Augustine desparately decribes his addiction to sexual pleasure in the Confessions. It is this addiction which will separate him from the true union with God in the Platonic ascent.
I thought I would become very miserable if I were deprived of the embraces of a woman.
Augustine. Saint Augustine Confessions, trans. Henry Chadwick (New York: Oxford University Press, 2008), 106. (vi.xiii.20)
This struggle against his sexual nature is so intense he becomes physically ill with his struggle and inflicts punishment against his own body. As a casual observer it is impossible not appreciate the humor of this situation. Paul recognizes the sexuality of the believer and has a simple solution. But if they cannot contain, let them marry: for it is better to marry than to burn. (1 Corinthians 7:9) This is the Christian answer and solution, but the Catholic and pagan solution is to embrace celibacy:
Finally in the agony of hesitation I made many physical gesture of the kind men make when they want to achieve something and lack the strength… I tore my hair, if I struck my forehead, If I intertwined my fingers and clasped my knee…
Augustine. Saint Augustine Confessions, trans. Henry Chadwick (New York: Oxford University Press, 2008), 147. (viii.ix.20)
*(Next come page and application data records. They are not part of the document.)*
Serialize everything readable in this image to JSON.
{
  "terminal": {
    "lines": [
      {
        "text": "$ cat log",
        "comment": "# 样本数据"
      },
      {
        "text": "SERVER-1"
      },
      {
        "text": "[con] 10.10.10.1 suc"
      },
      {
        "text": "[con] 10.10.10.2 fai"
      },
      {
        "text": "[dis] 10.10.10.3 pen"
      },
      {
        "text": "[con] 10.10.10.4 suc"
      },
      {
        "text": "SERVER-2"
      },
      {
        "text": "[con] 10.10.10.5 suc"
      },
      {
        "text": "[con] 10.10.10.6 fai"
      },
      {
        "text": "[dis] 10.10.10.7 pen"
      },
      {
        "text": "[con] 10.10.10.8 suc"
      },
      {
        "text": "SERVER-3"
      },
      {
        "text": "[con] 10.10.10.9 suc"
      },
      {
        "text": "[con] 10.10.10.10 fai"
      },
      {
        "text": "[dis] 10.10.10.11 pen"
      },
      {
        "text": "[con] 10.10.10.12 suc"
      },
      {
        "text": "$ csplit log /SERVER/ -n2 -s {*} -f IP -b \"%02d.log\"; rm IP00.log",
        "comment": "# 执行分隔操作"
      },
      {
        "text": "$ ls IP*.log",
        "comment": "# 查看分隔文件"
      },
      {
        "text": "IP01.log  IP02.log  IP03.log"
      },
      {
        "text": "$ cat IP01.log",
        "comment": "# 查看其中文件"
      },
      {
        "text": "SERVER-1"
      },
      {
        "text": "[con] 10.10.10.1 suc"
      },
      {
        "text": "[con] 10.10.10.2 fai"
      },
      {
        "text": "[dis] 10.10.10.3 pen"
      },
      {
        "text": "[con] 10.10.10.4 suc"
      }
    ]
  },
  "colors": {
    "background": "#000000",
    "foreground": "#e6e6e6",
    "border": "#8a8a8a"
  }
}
What is overlooked in the humor of the situation and the seriousness which Catholic and Lutheran theologians view his predicament is that celibacy is not a requirement, not a preference or even a suggestion of Christian conversion.
I had set my face toward which I was afraid to move, there appeared the chaste and dignified Lady Continence… enticing me in an honorable manner… but once more it was as if she said “Stop your ears to your impure members on earth and mortify them.”
Augustine. Saint Augustine Confessions, trans. Henry Chadwick (New York: Oxford University Press, 2008), 152. (viii.xi.27)
Only Augustine could get away with this awful metaphor. Celibacy is personified as a seductress who woes him away from sex. It is not enough to just to abstain from sex but your sexual members must be rendered dead. Exactly what is Augustine being converted from and to? Apparently Augustine was successful in being seduced by chastity and mortifying his members.